playing until 21 March
Zinnie Harris’s How To Hold Your Breath has certainly divided the critics, with some surprisingly harsh reviews emerging; having avoided these until I’d seen the show for myself, I was somewhat disappointed to see Harris has not been given much credit for her bold and ambitious approach, even if some rather than all of the elements worked. London’s theatrical scene is always best when varied, but its disappointing that less adventurous West End shows (Shakespeare in Love, I’m looking at you…) get showered with praise and stars, but something more daring such as this receives some largely undeserved – in my opinion – slatings.
Anyhow. Putting this aside, let’s focus on Harris’s work itself. It’s perhaps true that there is so much going on here that it’s rather overloaded, but it’s a fascinating piece of theatre in spite of its imperfections. With everything from Faustian mystery to the economic collapse of Europe, there’s a lot to get your teeth into. And much of it works well – the first scene is all light humour imbued with hints of darkness that grow and envelope the characters throughout the play. Yet Harris’s script retains its twisty humour alongside the anguish, and the cast carry us through strongly.
Christine Bottomley is heartbreakingly helpless after tragedy strikes, while Michael Shaeffer proves a little irritating as devilish and enigmatic Jarron. Peter Forbes amuses and baffles as a librarian who pops up at the best and worst times to offer ‘helpful’ guides throughout Dara’s turmoil. But stealing the show is Maxine Peake as heroine of the piece Dara. She gives the play direction and focus; she is sparky and bright even in the darkest scenes, a beacon on the stage. Peake says so much with the smallest of intonations, expressions and movements and without her How To Hold Your Breath would be much less.

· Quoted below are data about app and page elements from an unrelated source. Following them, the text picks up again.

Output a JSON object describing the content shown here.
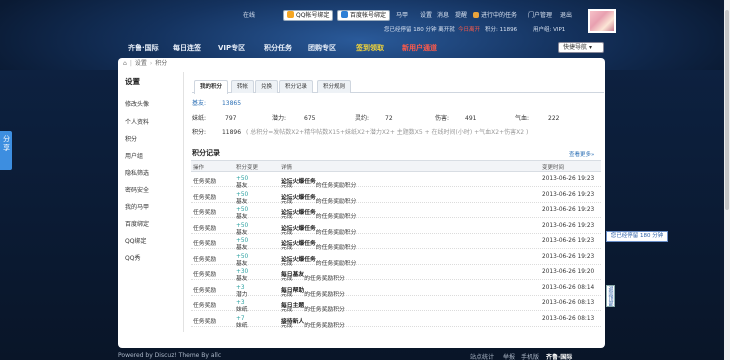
{
  "topbar": {
    "online": "在线",
    "qq_bind": "QQ帐号绑定",
    "baidu_bind": "百度帐号绑定",
    "links": [
      "马甲",
      "设置",
      "消息",
      "提醒",
      "进行中的任务",
      "门户管理",
      "退出"
    ],
    "online_time": "您已经停留 180 分钟 离开就",
    "today": "今日离开",
    "points_label": "积分: 11896",
    "group": "用户组: VIP1"
  },
  "nav": {
    "items": [
      "齐鲁·国际",
      "每日连签",
      "VIP专区",
      "积分任务",
      "团购专区",
      "签到领取",
      "新用户通道"
    ],
    "quick_nav": "快捷导航"
  },
  "breadcrumb": {
    "home_icon": "home-icon",
    "items": [
      "设置",
      "积分"
    ]
  },
  "sidebar": {
    "title": "设置",
    "items": [
      "修改头像",
      "个人资料",
      "积分",
      "用户组",
      "隐私筛选",
      "密码安全",
      "我的马甲",
      "百度绑定",
      "QQ绑定",
      "QQ秀"
    ]
  },
  "tabs": [
    "我的积分",
    "转帐",
    "兑换",
    "积分记录",
    "积分规则"
  ],
  "stats": {
    "jinbi_label": "基友:",
    "jinbi_value": "13865",
    "r2": [
      {
        "k": "妹纸:",
        "v": "797"
      },
      {
        "k": "潜力:",
        "v": "675"
      },
      {
        "k": "灵约:",
        "v": "72"
      },
      {
        "k": "伤害:",
        "v": "491"
      },
      {
        "k": "气血:",
        "v": "222"
      }
    ],
    "total_label": "积分:",
    "total_value": "11896",
    "formula": "( 总积分=发帖数X2+精华帖数X15+妹纸X2+潜力X2+ 主题数X5 + 在线时间(小时) +气血X2+伤害X2 )"
  },
  "records": {
    "title": "积分记录",
    "more": "查看更多»",
    "headers": [
      "操作",
      "积分变更",
      "详情",
      "变更时间"
    ],
    "rows": [
      {
        "op": "任务奖励",
        "ch": "基友",
        "n": "+50",
        "d1": "完成",
        "d2": "论坛火爆任务",
        "d3": "的任务奖励积分",
        "t": "2013-06-26 19:23"
      },
      {
        "op": "任务奖励",
        "ch": "基友",
        "n": "+50",
        "d1": "完成",
        "d2": "论坛火爆任务",
        "d3": "的任务奖励积分",
        "t": "2013-06-26 19:23"
      },
      {
        "op": "任务奖励",
        "ch": "基友",
        "n": "+50",
        "d1": "完成",
        "d2": "论坛火爆任务",
        "d3": "的任务奖励积分",
        "t": "2013-06-26 19:23"
      },
      {
        "op": "任务奖励",
        "ch": "基友",
        "n": "+50",
        "d1": "完成",
        "d2": "论坛火爆任务",
        "d3": "的任务奖励积分",
        "t": "2013-06-26 19:23"
      },
      {
        "op": "任务奖励",
        "ch": "基友",
        "n": "+50",
        "d1": "完成",
        "d2": "论坛火爆任务",
        "d3": "的任务奖励积分",
        "t": "2013-06-26 19:23"
      },
      {
        "op": "任务奖励",
        "ch": "基友",
        "n": "+50",
        "d1": "完成",
        "d2": "论坛火爆任务",
        "d3": "的任务奖励积分",
        "t": "2013-06-26 19:23"
      },
      {
        "op": "任务奖励",
        "ch": "基友",
        "n": "+30",
        "d1": "完成",
        "d2": "每日基友",
        "d3": "的任务奖励积分",
        "t": "2013-06-26 19:20"
      },
      {
        "op": "任务奖励",
        "ch": "潜力",
        "n": "+3",
        "d1": "完成",
        "d2": "每日帮助",
        "d3": "的任务奖励积分",
        "t": "2013-06-26 08:14"
      },
      {
        "op": "任务奖励",
        "ch": "妹纸",
        "n": "+3",
        "d1": "完成",
        "d2": "每日主题",
        "d3": "的任务奖励积分",
        "t": "2013-06-26 08:13"
      },
      {
        "op": "任务奖励",
        "ch": "妹纸",
        "n": "+7",
        "d1": "完成",
        "d2": "接待新人",
        "d3": "的任务奖励积分",
        "t": "2013-06-26 08:13"
      }
    ]
  },
  "side_tools": {
    "share": "分享",
    "online_tip": "您已经停留 180 分钟",
    "back_top": "返回顶部"
  },
  "footer": {
    "left": "Powered by Discuz! Theme By allc",
    "right": [
      "站点统计",
      "举报",
      "手机版",
      "齐鲁·国际"
    ]
  }
}
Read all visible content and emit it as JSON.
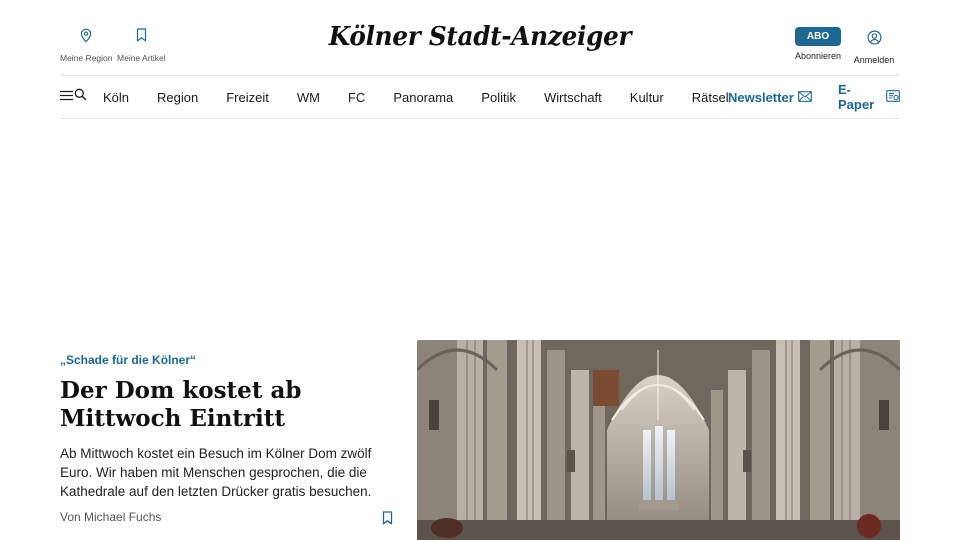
{
  "header": {
    "logo": "Kölner Stadt-Anzeiger",
    "my_region_label": "Meine Region",
    "my_articles_label": "Meine Artikel",
    "abo_label": "ABO",
    "subscribe_label": "Abonnieren",
    "login_label": "Anmelden"
  },
  "nav": {
    "items": [
      "Köln",
      "Region",
      "Freizeit",
      "WM",
      "FC",
      "Panorama",
      "Politik",
      "Wirtschaft",
      "Kultur",
      "Rätsel"
    ],
    "newsletter_label": "Newsletter",
    "epaper_label": "E-Paper"
  },
  "article": {
    "kicker": "„Schade für die Kölner“",
    "headline": "Der Dom kostet ab Mittwoch Eintritt",
    "teaser": "Ab Mittwoch kostet ein Besuch im Kölner Dom zwölf Euro. Wir haben mit Menschen gesprochen, die die Kathedrale auf den letzten Drücker gratis besuchen.",
    "author": "Von Michael Fuchs"
  },
  "colors": {
    "accent": "#1c6893",
    "text": "#1a1a1a",
    "divider": "#e4e4e4"
  },
  "icons": {
    "region": "location-pin-icon",
    "articles": "bookmark-icon",
    "login": "user-icon",
    "menu": "menu-icon",
    "search": "search-icon",
    "newsletter": "envelope-icon",
    "epaper": "epaper-icon"
  }
}
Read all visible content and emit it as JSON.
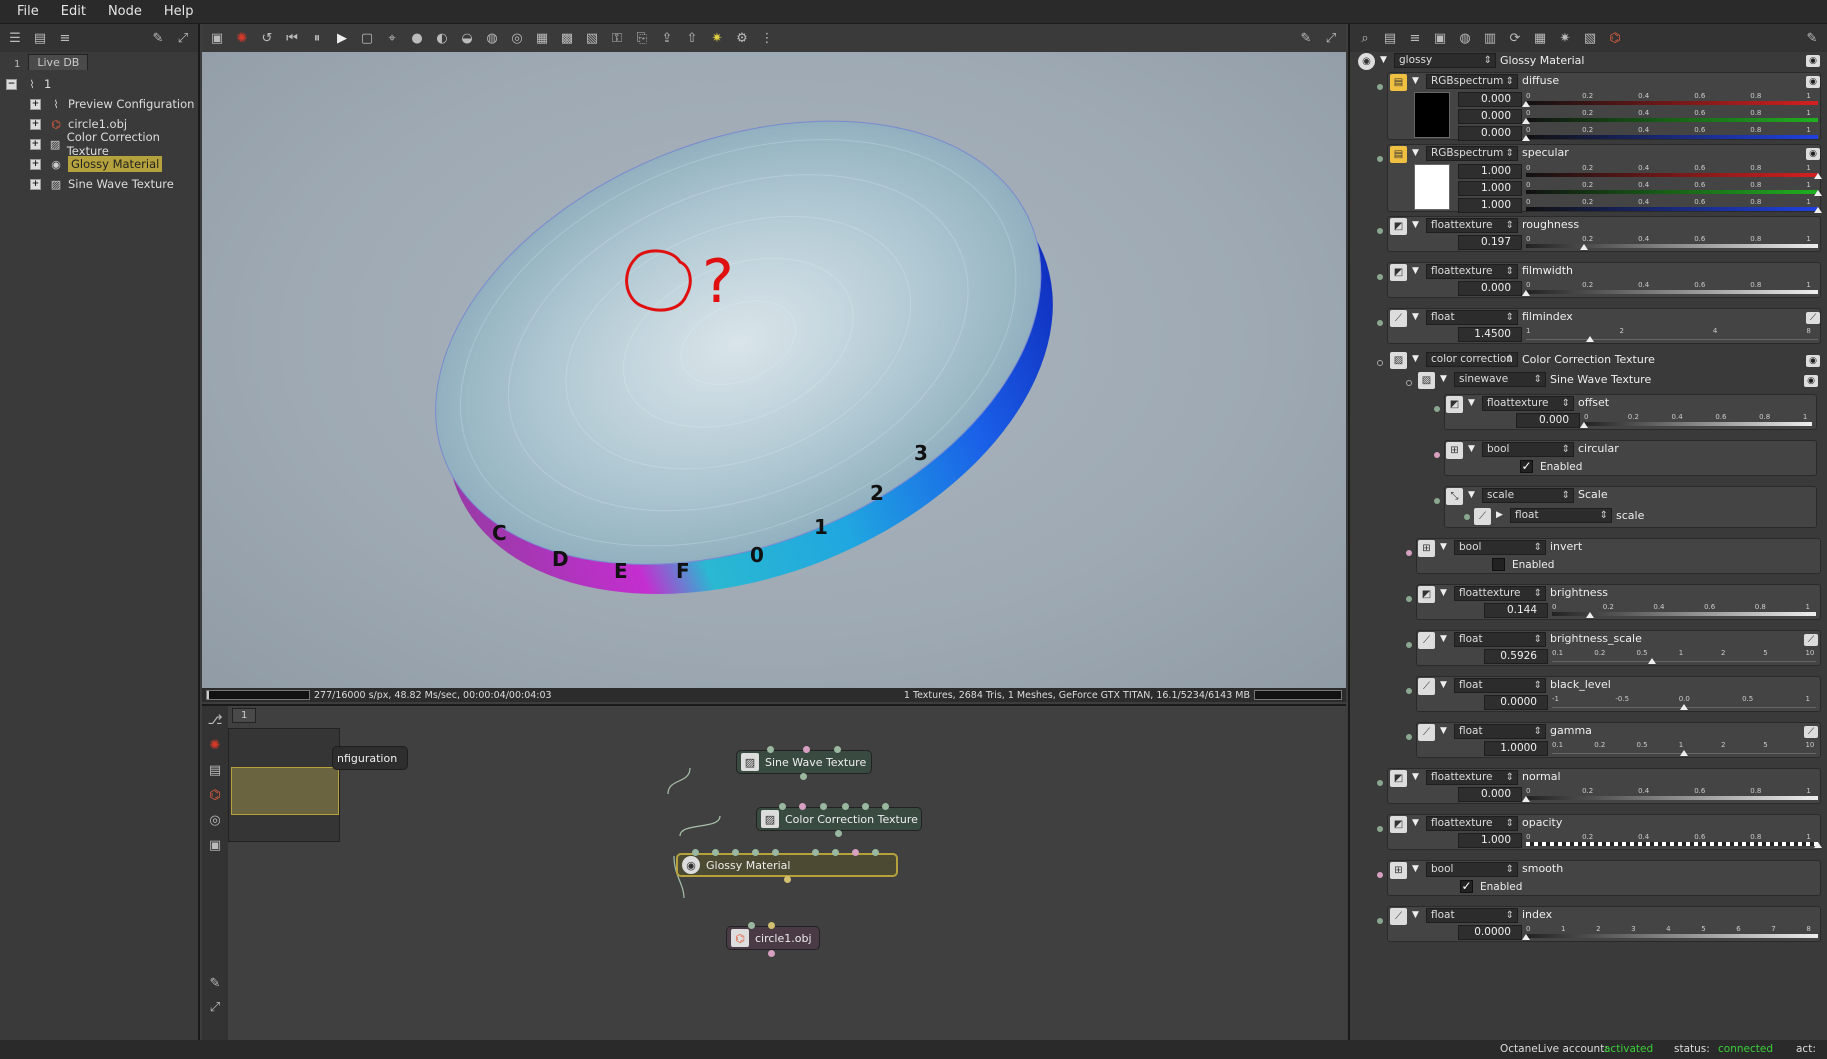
{
  "menu": [
    "File",
    "Edit",
    "Node",
    "Help"
  ],
  "outliner": {
    "tab_num": "1",
    "tab_label": "Live DB",
    "root_label": "1",
    "items": [
      {
        "label": "Preview Configuration",
        "icon": "graph-icon"
      },
      {
        "label": "circle1.obj",
        "icon": "mesh-icon"
      },
      {
        "label": "Color Correction Texture",
        "icon": "texture-icon"
      },
      {
        "label": "Glossy Material",
        "icon": "material-icon",
        "selected": true
      },
      {
        "label": "Sine Wave Texture",
        "icon": "texture-icon"
      }
    ]
  },
  "render": {
    "annotation_text": "?",
    "status_left": "277/16000 s/px, 48.82 Ms/sec, 00:00:04/00:04:03",
    "status_right": "1 Textures, 2684 Tris, 1 Meshes, GeForce GTX TITAN, 16.1/5234/6143 MB",
    "render_progress": 0.017,
    "edge_letters": [
      "C",
      "D",
      "E",
      "F",
      "0",
      "1",
      "2",
      "3"
    ]
  },
  "node_graph": {
    "tab": "1",
    "partial_label": "nfiguration",
    "nodes": {
      "sine": "Sine Wave Texture",
      "cc": "Color Correction Texture",
      "glossy": "Glossy Material",
      "mesh": "circle1.obj"
    }
  },
  "inspector": {
    "header_type": "glossy",
    "header_name": "Glossy Material",
    "params": {
      "diffuse": {
        "type": "RGBspectrum",
        "name": "diffuse",
        "values": [
          "0.000",
          "0.000",
          "0.000"
        ],
        "swatch": "#000000"
      },
      "specular": {
        "type": "RGBspectrum",
        "name": "specular",
        "values": [
          "1.000",
          "1.000",
          "1.000"
        ],
        "swatch": "#ffffff"
      },
      "roughness": {
        "type": "floattexture",
        "name": "roughness",
        "value": "0.197"
      },
      "filmwidth": {
        "type": "floattexture",
        "name": "filmwidth",
        "value": "0.000"
      },
      "filmindex": {
        "type": "float",
        "name": "filmindex",
        "value": "1.4500"
      },
      "cc": {
        "type": "color correction",
        "name": "Color Correction Texture"
      },
      "sine": {
        "type": "sinewave",
        "name": "Sine Wave Texture"
      },
      "offset": {
        "type": "floattexture",
        "name": "offset",
        "value": "0.000"
      },
      "circular": {
        "type": "bool",
        "name": "circular",
        "check_label": "Enabled",
        "checked": true
      },
      "scale": {
        "type": "scale",
        "name": "Scale"
      },
      "scale_float": {
        "type": "float",
        "name": "scale"
      },
      "invert": {
        "type": "bool",
        "name": "invert",
        "check_label": "Enabled",
        "checked": false
      },
      "brightness": {
        "type": "floattexture",
        "name": "brightness",
        "value": "0.144"
      },
      "brightness_scale": {
        "type": "float",
        "name": "brightness_scale",
        "value": "0.5926"
      },
      "black_level": {
        "type": "float",
        "name": "black_level",
        "value": "0.0000"
      },
      "gamma": {
        "type": "float",
        "name": "gamma",
        "value": "1.0000"
      },
      "normal": {
        "type": "floattexture",
        "name": "normal",
        "value": "0.000"
      },
      "opacity": {
        "type": "floattexture",
        "name": "opacity",
        "value": "1.000"
      },
      "smooth": {
        "type": "bool",
        "name": "smooth",
        "check_label": "Enabled",
        "checked": true
      },
      "index": {
        "type": "float",
        "name": "index",
        "value": "0.0000"
      }
    },
    "ticks": {
      "unit": [
        "0",
        "0.2",
        "0.4",
        "0.6",
        "0.8",
        "1"
      ],
      "filmindex": [
        "1",
        "2",
        "4",
        "8"
      ],
      "log": [
        "0.1",
        "0.2",
        "0.5",
        "1",
        "2",
        "5",
        "10"
      ],
      "black": [
        "-1",
        "-0.5",
        "0.0",
        "0.5",
        "1"
      ],
      "index": [
        "0",
        "1",
        "2",
        "3",
        "4",
        "5",
        "6",
        "7",
        "8"
      ]
    }
  },
  "footer": {
    "account_label": "OctaneLive account:",
    "account_value": "activated",
    "status_label": "status:",
    "status_value": "connected",
    "act_label": "act:"
  },
  "colors": {
    "accent": "#b5a23c",
    "ok_green": "#3ad03a",
    "red": "#d42020",
    "green": "#20b020",
    "blue": "#2040e0"
  }
}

There are so many ideas on the stage that you do begin to feel swamped by the end, and the final scene for me is a disappointment that undermines much of what has gone before; however, there is much to ponder in this unusual and ambitious work that deserves not to be cast aside, but to be developed and taken further.